WHAT IS REQUIRED
For every line in the records below that holds "place", make a copy.

Component data from apps and pages

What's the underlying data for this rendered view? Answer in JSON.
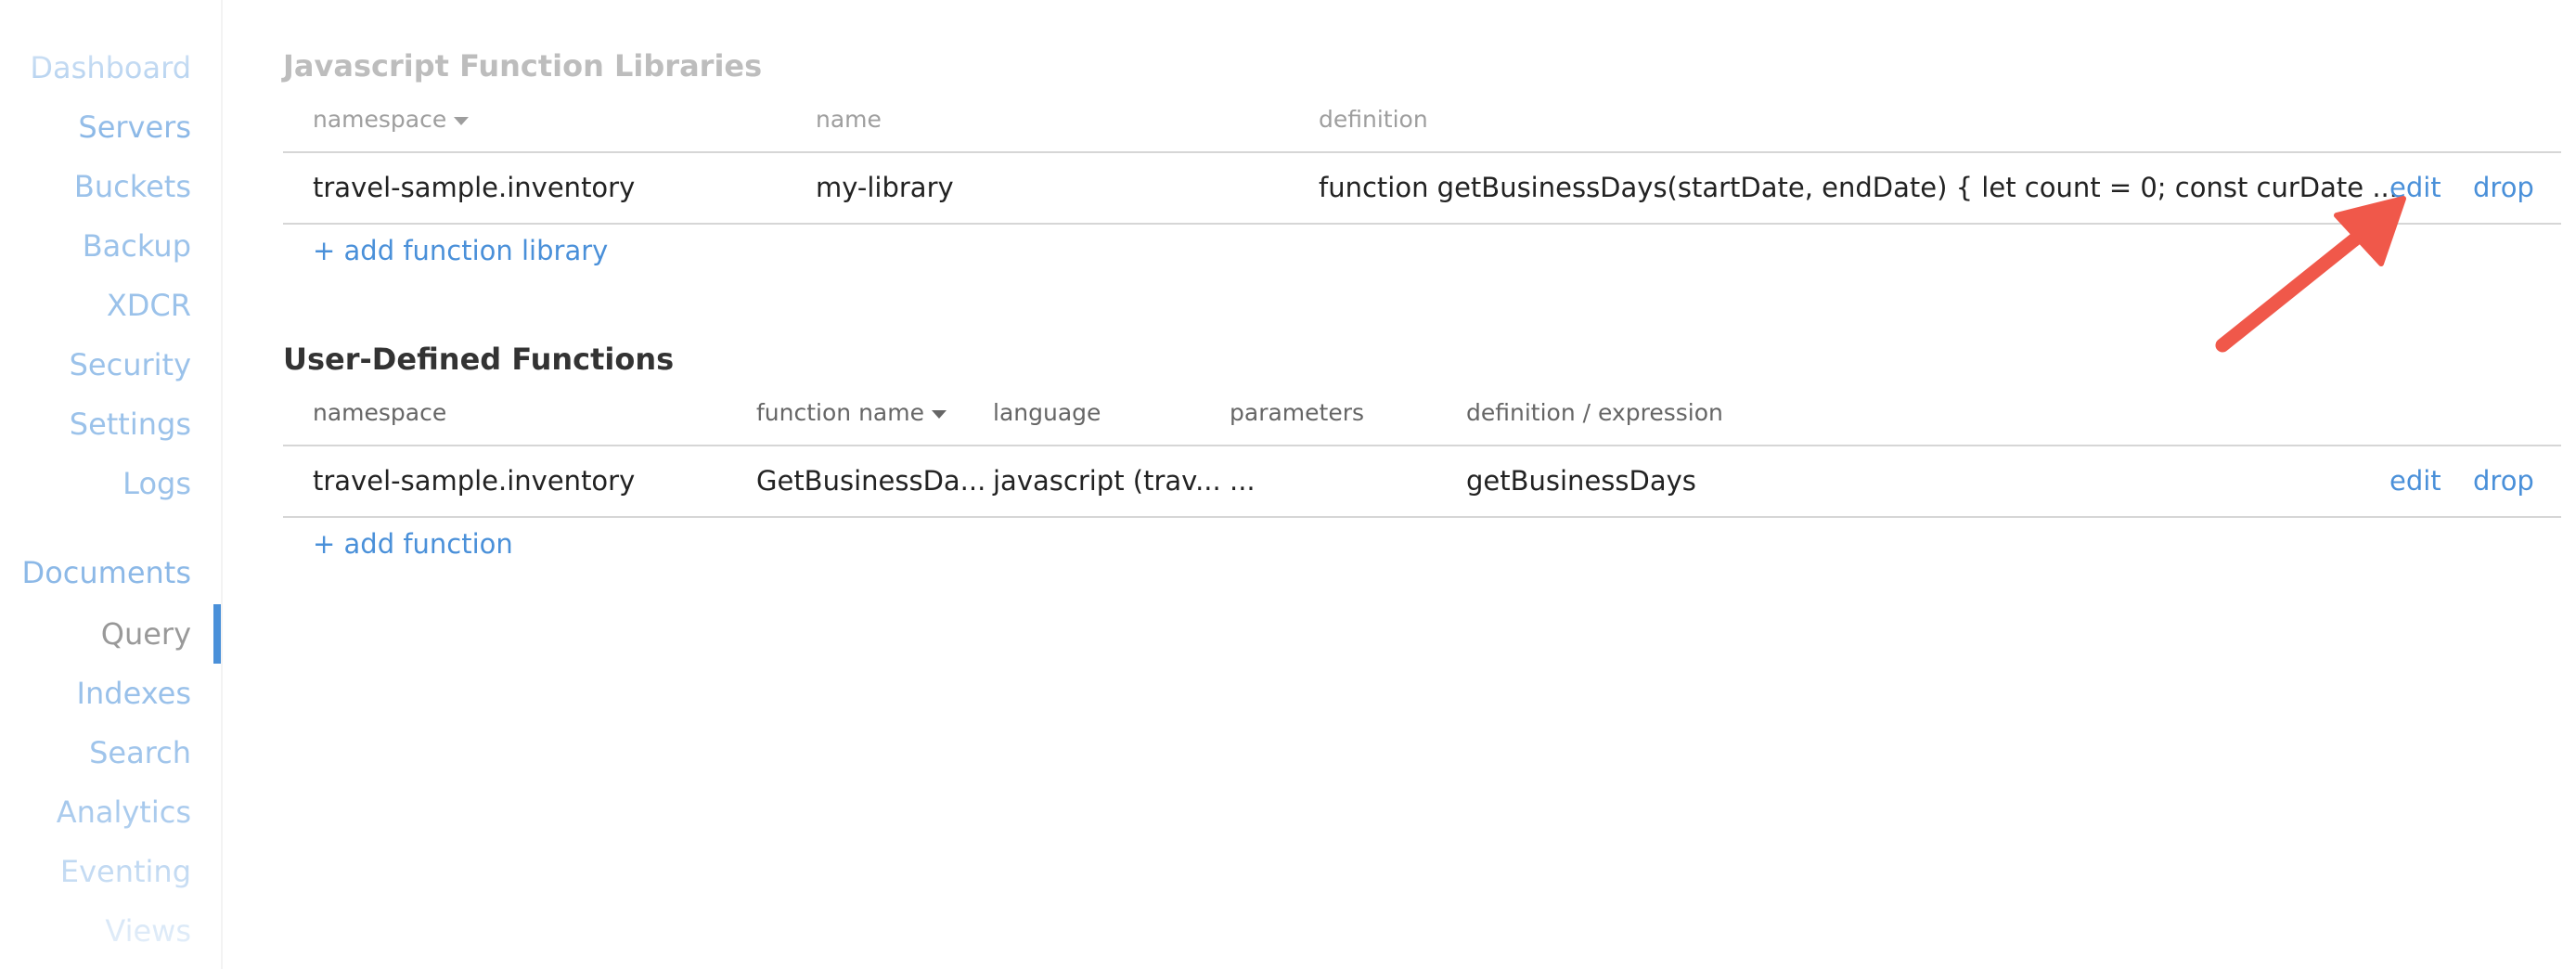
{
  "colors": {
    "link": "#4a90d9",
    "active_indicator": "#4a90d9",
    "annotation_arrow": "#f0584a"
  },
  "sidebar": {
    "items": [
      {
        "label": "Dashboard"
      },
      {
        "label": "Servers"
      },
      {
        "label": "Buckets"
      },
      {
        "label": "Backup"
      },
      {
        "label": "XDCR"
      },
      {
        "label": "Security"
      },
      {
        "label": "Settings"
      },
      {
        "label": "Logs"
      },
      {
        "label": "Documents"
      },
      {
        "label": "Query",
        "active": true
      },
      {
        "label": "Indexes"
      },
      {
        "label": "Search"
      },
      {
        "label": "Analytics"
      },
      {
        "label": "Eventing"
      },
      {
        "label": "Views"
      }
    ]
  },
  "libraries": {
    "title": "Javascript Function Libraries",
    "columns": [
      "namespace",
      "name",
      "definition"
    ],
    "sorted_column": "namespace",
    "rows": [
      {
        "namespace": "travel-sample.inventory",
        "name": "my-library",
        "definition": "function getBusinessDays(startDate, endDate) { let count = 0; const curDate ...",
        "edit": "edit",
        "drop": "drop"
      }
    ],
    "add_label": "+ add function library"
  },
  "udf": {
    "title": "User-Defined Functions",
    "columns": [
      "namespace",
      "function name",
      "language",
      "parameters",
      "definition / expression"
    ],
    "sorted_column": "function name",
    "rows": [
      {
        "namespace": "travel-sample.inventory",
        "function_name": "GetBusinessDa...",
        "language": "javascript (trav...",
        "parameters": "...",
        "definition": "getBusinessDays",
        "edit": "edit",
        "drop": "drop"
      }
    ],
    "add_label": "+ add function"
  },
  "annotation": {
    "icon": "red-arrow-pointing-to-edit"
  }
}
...
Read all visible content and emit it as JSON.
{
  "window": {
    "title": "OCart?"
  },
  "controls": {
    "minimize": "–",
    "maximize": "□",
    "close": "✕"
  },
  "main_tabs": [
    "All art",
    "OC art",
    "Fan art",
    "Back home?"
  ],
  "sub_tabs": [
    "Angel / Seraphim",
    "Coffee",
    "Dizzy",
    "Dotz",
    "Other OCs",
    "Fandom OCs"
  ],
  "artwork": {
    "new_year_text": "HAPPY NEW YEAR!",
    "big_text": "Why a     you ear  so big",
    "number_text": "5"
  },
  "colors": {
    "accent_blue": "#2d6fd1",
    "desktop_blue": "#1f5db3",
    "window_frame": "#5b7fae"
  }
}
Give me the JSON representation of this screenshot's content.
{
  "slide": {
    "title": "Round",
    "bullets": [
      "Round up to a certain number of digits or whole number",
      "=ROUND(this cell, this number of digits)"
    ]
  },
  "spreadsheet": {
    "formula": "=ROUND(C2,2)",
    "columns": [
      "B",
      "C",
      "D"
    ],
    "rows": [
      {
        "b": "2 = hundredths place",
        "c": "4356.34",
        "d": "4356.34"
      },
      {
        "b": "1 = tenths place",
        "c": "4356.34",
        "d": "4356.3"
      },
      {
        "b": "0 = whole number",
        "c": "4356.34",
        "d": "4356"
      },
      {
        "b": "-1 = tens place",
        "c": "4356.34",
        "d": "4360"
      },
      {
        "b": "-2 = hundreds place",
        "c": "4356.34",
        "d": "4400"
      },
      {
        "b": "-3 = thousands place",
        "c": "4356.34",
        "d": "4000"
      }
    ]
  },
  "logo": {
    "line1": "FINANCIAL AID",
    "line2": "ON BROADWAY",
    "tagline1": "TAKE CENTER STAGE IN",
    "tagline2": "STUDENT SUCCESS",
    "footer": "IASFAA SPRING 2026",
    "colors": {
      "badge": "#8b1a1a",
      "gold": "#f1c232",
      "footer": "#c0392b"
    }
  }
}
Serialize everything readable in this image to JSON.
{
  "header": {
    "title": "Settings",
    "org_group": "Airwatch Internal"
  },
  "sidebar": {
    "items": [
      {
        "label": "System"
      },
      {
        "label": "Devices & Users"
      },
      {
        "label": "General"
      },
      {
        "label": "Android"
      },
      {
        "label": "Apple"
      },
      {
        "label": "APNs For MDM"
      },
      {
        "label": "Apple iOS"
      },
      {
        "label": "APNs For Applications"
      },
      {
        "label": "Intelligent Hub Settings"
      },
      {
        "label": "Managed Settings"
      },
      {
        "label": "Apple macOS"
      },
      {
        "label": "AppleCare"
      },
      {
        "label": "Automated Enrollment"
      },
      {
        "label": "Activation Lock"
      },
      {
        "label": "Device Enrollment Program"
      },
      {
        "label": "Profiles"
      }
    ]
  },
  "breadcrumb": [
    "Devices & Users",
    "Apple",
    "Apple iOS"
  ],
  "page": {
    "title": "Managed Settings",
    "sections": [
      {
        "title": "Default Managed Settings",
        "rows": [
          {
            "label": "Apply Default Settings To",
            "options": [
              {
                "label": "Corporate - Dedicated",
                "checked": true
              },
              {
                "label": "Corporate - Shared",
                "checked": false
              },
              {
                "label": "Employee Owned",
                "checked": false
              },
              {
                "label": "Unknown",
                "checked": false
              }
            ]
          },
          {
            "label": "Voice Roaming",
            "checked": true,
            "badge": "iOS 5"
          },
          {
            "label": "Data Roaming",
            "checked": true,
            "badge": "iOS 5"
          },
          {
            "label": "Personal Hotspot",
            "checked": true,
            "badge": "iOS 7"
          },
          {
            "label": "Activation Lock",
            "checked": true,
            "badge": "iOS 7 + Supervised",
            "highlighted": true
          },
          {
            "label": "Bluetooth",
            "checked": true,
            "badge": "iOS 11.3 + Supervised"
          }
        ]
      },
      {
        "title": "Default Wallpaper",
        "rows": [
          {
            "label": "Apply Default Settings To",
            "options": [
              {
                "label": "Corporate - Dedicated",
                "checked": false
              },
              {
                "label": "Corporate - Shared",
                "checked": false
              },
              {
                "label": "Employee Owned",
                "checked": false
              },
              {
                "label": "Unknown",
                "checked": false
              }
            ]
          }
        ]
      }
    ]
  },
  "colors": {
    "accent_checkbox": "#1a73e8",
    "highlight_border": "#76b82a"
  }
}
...
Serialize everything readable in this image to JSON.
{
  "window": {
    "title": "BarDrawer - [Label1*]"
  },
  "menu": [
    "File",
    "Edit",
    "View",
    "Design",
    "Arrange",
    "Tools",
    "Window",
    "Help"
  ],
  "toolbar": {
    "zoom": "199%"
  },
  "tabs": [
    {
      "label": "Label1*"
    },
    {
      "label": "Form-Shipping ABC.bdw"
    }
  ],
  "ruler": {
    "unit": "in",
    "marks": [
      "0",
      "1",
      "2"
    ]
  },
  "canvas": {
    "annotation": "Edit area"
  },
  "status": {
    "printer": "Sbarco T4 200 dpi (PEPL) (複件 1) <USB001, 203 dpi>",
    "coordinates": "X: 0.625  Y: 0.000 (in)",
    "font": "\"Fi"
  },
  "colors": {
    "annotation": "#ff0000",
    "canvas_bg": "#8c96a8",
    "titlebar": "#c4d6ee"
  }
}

RESULT OF THIS EXERCISE
        "b": "2 = hundredths place",
        "b": "1 = tenths place",
        "b": "-1 = tens place",
        "b": "-2 = hundreds place",
        "b": "-3 = thousands place",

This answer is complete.